McVicar-Stein and Wollin Photo Collections
Adapted from an article Historic Madison's Journal, Volume XVI
by Ann Waidelich and John Danielson
On May 13, 1999, Historic Madison bought the McVicar-Stein and Wollin photo collections from Tim Romano. The collections contain over 100,000 negatives and prints from three prominent Madison commercial photographers who were active between 1926 and 1980.
Angus B. McVicar was born in Sheboygan Falls, WI in 1903. The family moved to Madison in 1917. Angus attended Carroll College in Waukesha for two years then returned to Madison to marry his childhood sweetheart, Genevieve Milward, in 1925. He started the McVicar Photo Service in 1926 at the age of 23 in the basement of the family's floral shop at 723 University Avenue. He was the first in Madison to use a flash. A large part of his early work was taking pictures for The Capital Times. In 1942, he sold the photograph business to George Stein and concentrated on running the family's floral business which was more lucrative. After World War II, competition in the floral business was so intense that Angus closed the University Floral Shop and went back into photography, working for George Stein's Photo Copy Service.
George Stein was born in Madison in 1913. He attended Central High School and took UW Extension photography classes from Prof. Freeman Brown, who was director from 1913 to 1957 of the UW Photographic Laboratory. George married Bernardine Annen in 1922. George's first photo job was working for the WI Blue Print Company making photostats of documents and exhibits for the federal oil trial held in Madison from October through January 1937-38. He bought his own photostat machine in 1938 and went into business for himself. He acquired Angus McVicar's Photo Service in 1941, moved the equipment from University Avenue to 206 E. Main Street and changed the business name. In 1943, George moved the Photo Copy Service to 211 W. Mifflin Street. During WW II, he took class and individual ID photos of the servicemen and women training at Truax Field and at the University.
After the war, a subsidiary of Photo Copy Service, known as Madison Film Productions, shot movie film of news events in WI for television broadcasts. Angus' son Richard was the cameraman for Madison Film Productions.

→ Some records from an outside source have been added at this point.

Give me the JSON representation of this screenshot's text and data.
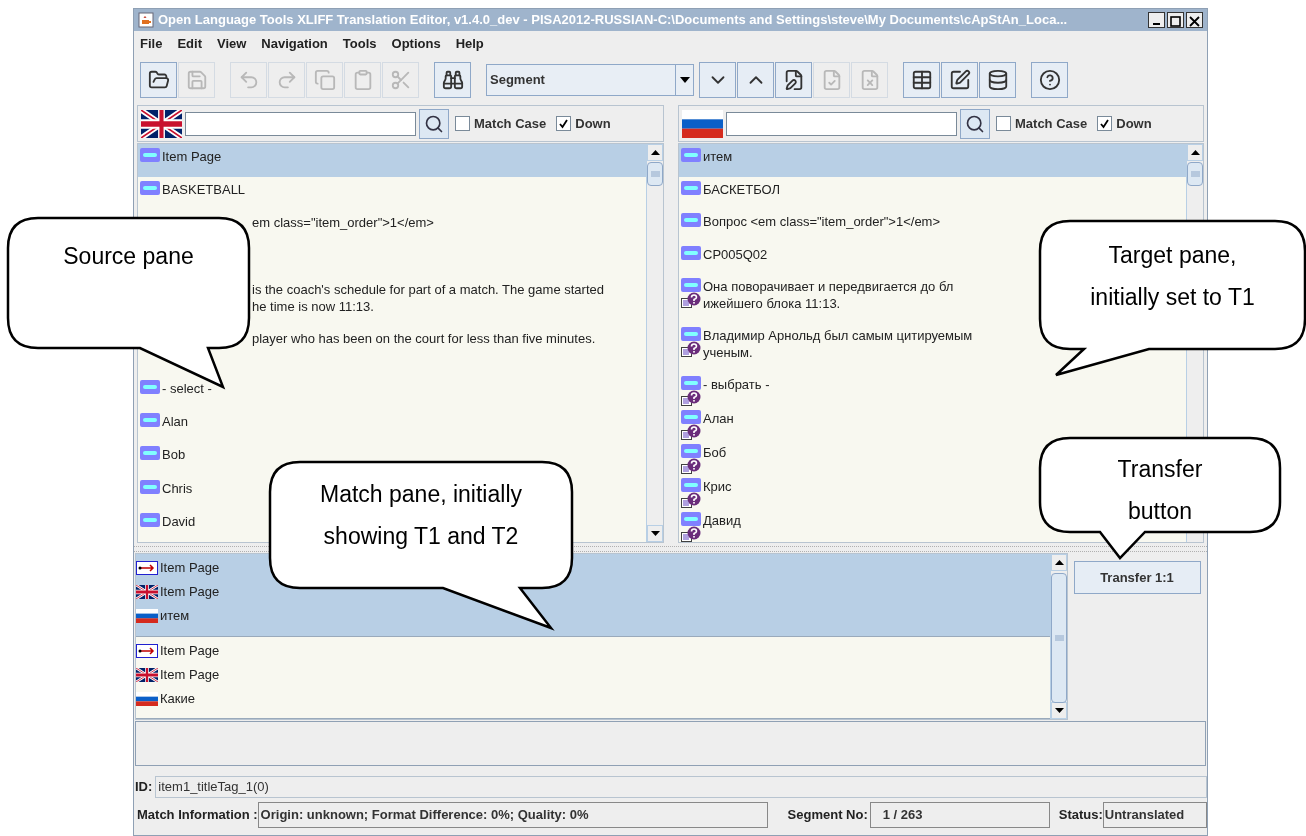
{
  "window": {
    "title": "Open Language Tools XLIFF Translation Editor, v1.4.0_dev - PISA2012-RUSSIAN-C:\\Documents and Settings\\steve\\My Documents\\cApStAn_Loca..."
  },
  "menu": [
    "File",
    "Edit",
    "View",
    "Navigation",
    "Tools",
    "Options",
    "Help"
  ],
  "toolbar": [
    [
      {
        "kind": "button",
        "disabled": false
      },
      {
        "kind": "button",
        "disabled": true
      }
    ],
    [
      {
        "kind": "button",
        "disabled": true
      },
      {
        "kind": "button",
        "disabled": true
      },
      {
        "kind": "button",
        "disabled": true
      },
      {
        "kind": "button",
        "disabled": true
      },
      {
        "kind": "button",
        "disabled": true
      }
    ],
    [
      {
        "kind": "button",
        "disabled": false
      }
    ],
    [
      {
        "kind": "combo",
        "value": "Segment"
      },
      {
        "kind": "button",
        "disabled": false
      },
      {
        "kind": "button",
        "disabled": false
      },
      {
        "kind": "button",
        "disabled": false
      },
      {
        "kind": "button",
        "disabled": true
      },
      {
        "kind": "button",
        "disabled": true
      }
    ],
    [
      {
        "kind": "button",
        "disabled": false
      },
      {
        "kind": "button",
        "disabled": false
      },
      {
        "kind": "button",
        "disabled": false
      }
    ],
    [
      {
        "kind": "button",
        "disabled": false
      }
    ]
  ],
  "source_search": {
    "match_case": {
      "label": "Match Case",
      "checked": false
    },
    "down": {
      "label": "Down",
      "checked": true
    }
  },
  "target_search": {
    "match_case": {
      "label": "Match Case",
      "checked": false
    },
    "down": {
      "label": "Down",
      "checked": true
    }
  },
  "segments": [
    {
      "selected": true,
      "source": [
        "Item Page"
      ],
      "target": [
        "итем"
      ],
      "note": false
    },
    {
      "selected": false,
      "source": [
        "BASKETBALL"
      ],
      "target": [
        "БАСКЕТБОЛ"
      ],
      "note": false
    },
    {
      "selected": false,
      "source": [
        "em class=\"item_order\">1</em>"
      ],
      "target": [
        "Вопрос <em class=\"item_order\">1</em>"
      ],
      "note": false
    },
    {
      "selected": false,
      "target": [
        "CP005Q02"
      ],
      "note": false
    },
    {
      "selected": false,
      "source": [
        "is the coach's schedule for part of a match. The game started",
        "he time is now 11:13."
      ],
      "target": [
        "Она поворачивает и передвигается до бл",
        "ижейшего блока 11:13."
      ],
      "note": true
    },
    {
      "selected": false,
      "source": [
        "player who has been on the court for less than five minutes."
      ],
      "target": [
        "Владимир Арнольд был самым цитируемым",
        "ученым."
      ],
      "note": true
    },
    {
      "selected": false,
      "source": [
        "- select -"
      ],
      "target": [
        "- выбрать -"
      ],
      "note": true
    },
    {
      "selected": false,
      "source": [
        "Alan"
      ],
      "target": [
        "Алан"
      ],
      "note": true
    },
    {
      "selected": false,
      "source": [
        "Bob"
      ],
      "target": [
        "Боб"
      ],
      "note": true
    },
    {
      "selected": false,
      "source": [
        "Chris"
      ],
      "target": [
        "Крис"
      ],
      "note": true
    },
    {
      "selected": false,
      "source": [
        "David"
      ],
      "target": [
        "Давид"
      ],
      "note": true
    }
  ],
  "matches": [
    {
      "selected": true,
      "rows": [
        {
          "kind": "tm",
          "text": "Item Page"
        },
        {
          "kind": "source",
          "text": "Item Page"
        },
        {
          "kind": "target",
          "text": "итем"
        }
      ]
    },
    {
      "selected": false,
      "rows": [
        {
          "kind": "tm",
          "text": "Item Page"
        },
        {
          "kind": "source",
          "text": "Item Page"
        },
        {
          "kind": "target",
          "text": "Какие"
        }
      ]
    }
  ],
  "transfer_button": "Transfer 1:1",
  "id_field": {
    "label": "ID:",
    "value": "item1_titleTag_1(0)"
  },
  "status_bar": {
    "match_label": "Match Information :",
    "match_value": "Origin: unknown; Format Difference: 0%; Quality: 0%",
    "segment_label": "Segment No:",
    "segment_value": "1 / 263",
    "status_label": "Status:",
    "status_value": "Untranslated"
  },
  "callouts": [
    {
      "text": "Source pane"
    },
    {
      "text": "Target pane, initially set to T1"
    },
    {
      "text": "Match pane, initially showing T1 and T2"
    },
    {
      "text": "Transfer button"
    }
  ]
}
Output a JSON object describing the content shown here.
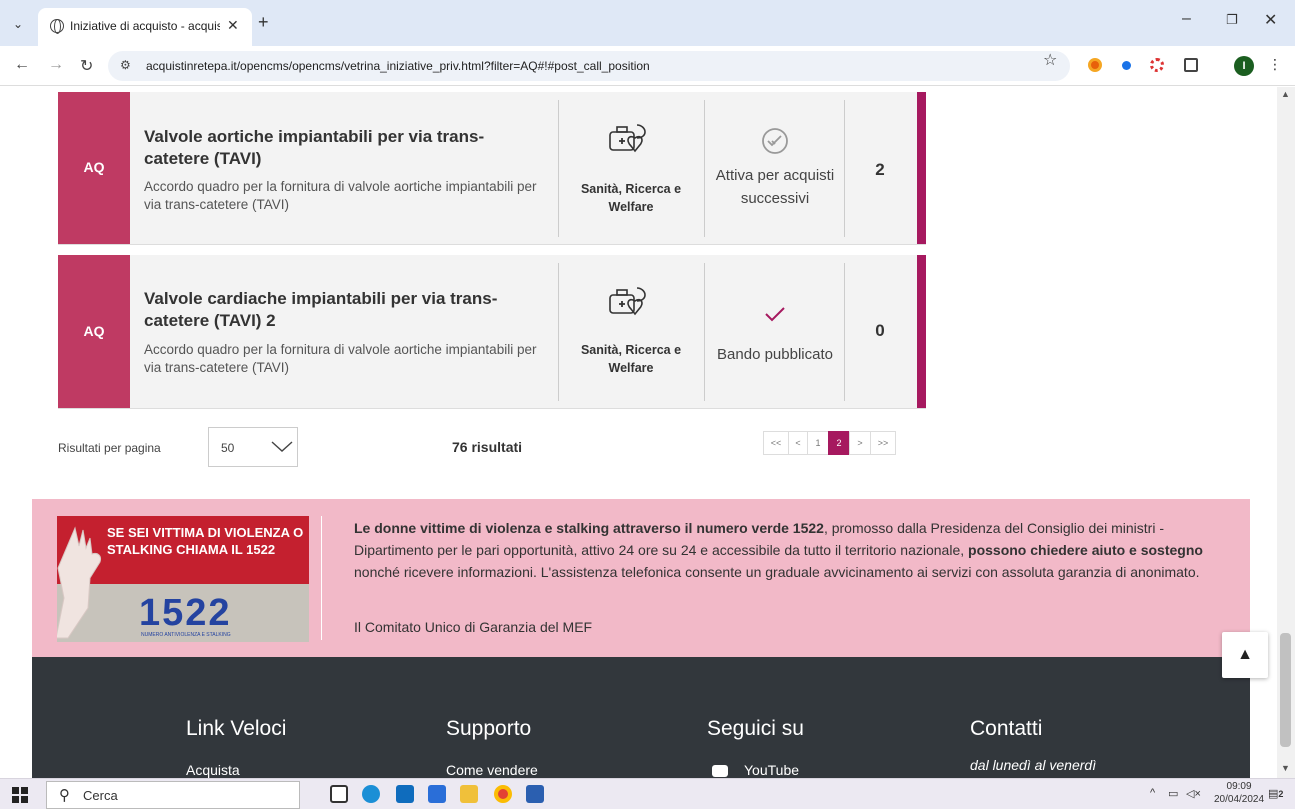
{
  "browser": {
    "tab_title": "Iniziative di acquisto - acquisti",
    "new_tab": "+",
    "url": "acquistinretepa.it/opencms/opencms/vetrina_iniziative_priv.html?filter=AQ#!#post_call_position",
    "profile_initial": "I"
  },
  "rows": [
    {
      "badge": "AQ",
      "title": "Valvole aortiche impiantabili per via trans-catetere (TAVI)",
      "description": "Accordo quadro per la fornitura di valvole aortiche impiantabili per via trans-catetere (TAVI)",
      "category": "Sanità, Ricerca e Welfare",
      "category_icon": "medical-kit-heart-icon",
      "status": "Attiva per acquisti successivi",
      "status_icon": "double-check-circle-icon",
      "count": "2"
    },
    {
      "badge": "AQ",
      "title": "Valvole cardiache impiantabili per via trans-catetere (TAVI) 2",
      "description": "Accordo quadro per la fornitura di valvole aortiche impiantabili per via trans-catetere (TAVI)",
      "category": "Sanità, Ricerca e Welfare",
      "category_icon": "medical-kit-heart-icon",
      "status": "Bando pubblicato",
      "status_icon": "checkmark-icon",
      "count": "0"
    }
  ],
  "pagination": {
    "results_per_page_label": "Risultati per pagina",
    "results_per_page_value": "50",
    "total_label": "76 risultati",
    "first": "<<",
    "prev": "<",
    "pages": [
      "1",
      "2"
    ],
    "current_page": "2",
    "next": ">",
    "last": ">>"
  },
  "banner": {
    "image_heading": "SE SEI VITTIMA DI VIOLENZA O STALKING CHIAMA IL 1522",
    "image_number": "1522",
    "image_small": "NUMERO ANTIVIOLENZA E STALKING",
    "text_bold_1": "Le donne vittime di violenza e stalking attraverso il numero verde 1522",
    "text_1": ", promosso dalla Presidenza del Consiglio dei ministri - Dipartimento per le pari opportunità, attivo 24 ore su 24 e accessibile da tutto il territorio nazionale, ",
    "text_bold_2": "possono chiedere aiuto e sostegno",
    "text_2": " nonché ricevere informazioni. L'assistenza telefonica consente un graduale avvicinamento ai servizi con assoluta garanzia di anonimato.",
    "link": "Il Comitato Unico di Garanzia del MEF"
  },
  "footer": {
    "col1": "Link Veloci",
    "col2": "Supporto",
    "col3": "Seguici su",
    "col4": "Contatti",
    "col1_item": "Acquista",
    "col2_item": "Come vendere",
    "col3_item": "YouTube",
    "col4_item": "dal lunedì al venerdì"
  },
  "taskbar": {
    "search_placeholder": "Cerca",
    "time": "09:09",
    "date": "20/04/2024",
    "notifications": "2"
  },
  "colors": {
    "brand": "#a6195f",
    "badge": "#bf3a63",
    "banner_bg": "#f2b9c8",
    "footer_bg": "#32373c"
  }
}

E. William "Bill" Wollin was born in 1914 in Beloit, WI. He attended the UW School of Journalism. He and fellow student Burton M. "Max" Smith opened the Smith/Wollin Studio in 1945 at 20 N. Carroll Street with encouragement from the Arthur Towell Advertising Agency and Louis Heindel, advertising manager at the Madison newspapers.
The Wollin Studio grew to be the second largest advertising-photography studio in WI.
In 1949, he married Darlene Quinn Vernon. Darlene was a well-known jazz accordionist and served as a model and photo stylist for the Wollin Studio, becoming a portrait photographer in her own right. Bill was inducted into the Professional Photographers of America and was inducted into its Hall of Fame in 1979. The studio moved to 151 E. Gorham Street, currently the Madison Urban League, in 1960 and stayed there until 1977. At that time, the business moved to 433 Grand Canyon Drive and was downsized. The Wollins bought a motor home so that they could go "on location" to shoot photographs. In 1980, the business was sold to James W. Forrestal. By chance, the Wollin negatives were saved from the trash when the Wollins discovered that Forrestal was throwing them away. The Wollins moved to Melbourne Beach, FL where they continued to take photographs until Bill's death from heart disease at the age of 79 in 1993. Darlene died at Daytona Beach, FL in 2004. In 1991, Tim Romano, who works as a movie projectionist, struck up a conversation with George Stein who worked as a ticket taker with him at the Point Cinema. George told Tim about his photo business and said he wanted to dispose of the old negatives and prints. Tim offered to buy them, and with the purchase he started his own business called Historic Photo Service, selling copies of the photographs. In 1993, Madison Magazine published an article on Tim's business which Bill Wollin saw. Wollin offered to let Tim sell prints from his negatives and split the profit 50-50. After Bill's death, Tim bought the negatives from Bill's widow.
By 1998, Tim realized his Historic Photo Service could not provide a living wage and announced he wanted to sell the collections. Historic Madison decided to raise the money to buy the collections. Because the society has no permanent space, the collection was donated to the Visual Materials Archive at the Wisconsin Historical Society library, fourth floor.
There are about 10,000 negatives in the McVicar-Stein collection and another
10,000 negatives in the Wollin Collection. 6,000 of the McVicar-Stein negatives
were indexed when Tim Romano owned the collection. That index is available on
the computers in the Wisconsin Historical Society Archives Room. There is also a
Register Book to the McVicar-Stein collection which they kept at the time the
photos were taken. It is arranged chronologically by the date of when the pictures
were taken. The Register Book for the Wollin collection has been lost, but a few
of the photos were indexed by Tim Romano.